╔══
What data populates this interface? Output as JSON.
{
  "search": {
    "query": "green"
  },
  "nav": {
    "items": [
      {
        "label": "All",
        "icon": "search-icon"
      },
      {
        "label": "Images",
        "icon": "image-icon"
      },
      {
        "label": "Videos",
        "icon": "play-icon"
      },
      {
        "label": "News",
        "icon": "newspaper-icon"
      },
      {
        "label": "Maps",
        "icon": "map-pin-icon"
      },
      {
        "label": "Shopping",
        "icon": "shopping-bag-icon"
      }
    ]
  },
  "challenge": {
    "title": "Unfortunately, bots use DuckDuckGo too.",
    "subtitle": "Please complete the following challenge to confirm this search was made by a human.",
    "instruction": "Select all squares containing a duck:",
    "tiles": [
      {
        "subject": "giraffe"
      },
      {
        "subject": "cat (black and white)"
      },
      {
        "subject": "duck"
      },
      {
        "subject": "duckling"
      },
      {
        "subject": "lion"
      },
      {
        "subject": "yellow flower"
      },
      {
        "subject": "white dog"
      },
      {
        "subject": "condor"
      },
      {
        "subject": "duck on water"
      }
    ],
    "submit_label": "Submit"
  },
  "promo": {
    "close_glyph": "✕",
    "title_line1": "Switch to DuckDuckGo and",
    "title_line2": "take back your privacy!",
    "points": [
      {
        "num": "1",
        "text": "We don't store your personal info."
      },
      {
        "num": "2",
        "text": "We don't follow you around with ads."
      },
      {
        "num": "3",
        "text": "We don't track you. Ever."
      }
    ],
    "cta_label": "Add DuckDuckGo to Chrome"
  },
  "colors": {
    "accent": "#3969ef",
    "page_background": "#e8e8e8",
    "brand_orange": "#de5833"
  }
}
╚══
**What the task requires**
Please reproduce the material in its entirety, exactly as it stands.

**Answer to the exercise**
What data populates this interface? Output as JSON.
{
  "search": {
    "query": "green"
  },
  "nav": {
    "items": [
      {
        "label": "All",
        "icon": "search-icon"
      },
      {
        "label": "Images",
        "icon": "image-icon"
      },
      {
        "label": "Videos",
        "icon": "play-icon"
      },
      {
        "label": "News",
        "icon": "newspaper-icon"
      },
      {
        "label": "Maps",
        "icon": "map-pin-icon"
      },
      {
        "label": "Shopping",
        "icon": "shopping-bag-icon"
      }
    ]
  },
  "challenge": {
    "title": "Unfortunately, bots use DuckDuckGo too.",
    "subtitle": "Please complete the following challenge to confirm this search was made by a human.",
    "instruction": "Select all squares containing a duck:",
    "tiles": [
      {
        "subject": "giraffe"
      },
      {
        "subject": "cat (black and white)"
      },
      {
        "subject": "duck"
      },
      {
        "subject": "duckling"
      },
      {
        "subject": "lion"
      },
      {
        "subject": "yellow flower"
      },
      {
        "subject": "white dog"
      },
      {
        "subject": "condor"
      },
      {
        "subject": "duck on water"
      }
    ],
    "submit_label": "Submit"
  },
  "promo": {
    "close_glyph": "✕",
    "title_line1": "Switch to DuckDuckGo and",
    "title_line2": "take back your privacy!",
    "points": [
      {
        "num": "1",
        "text": "We don't store your personal info."
      },
      {
        "num": "2",
        "text": "We don't follow you around with ads."
      },
      {
        "num": "3",
        "text": "We don't track you. Ever."
      }
    ],
    "cta_label": "Add DuckDuckGo to Chrome"
  },
  "colors": {
    "accent": "#3969ef",
    "page_background": "#e8e8e8",
    "brand_orange": "#de5833"
  }
}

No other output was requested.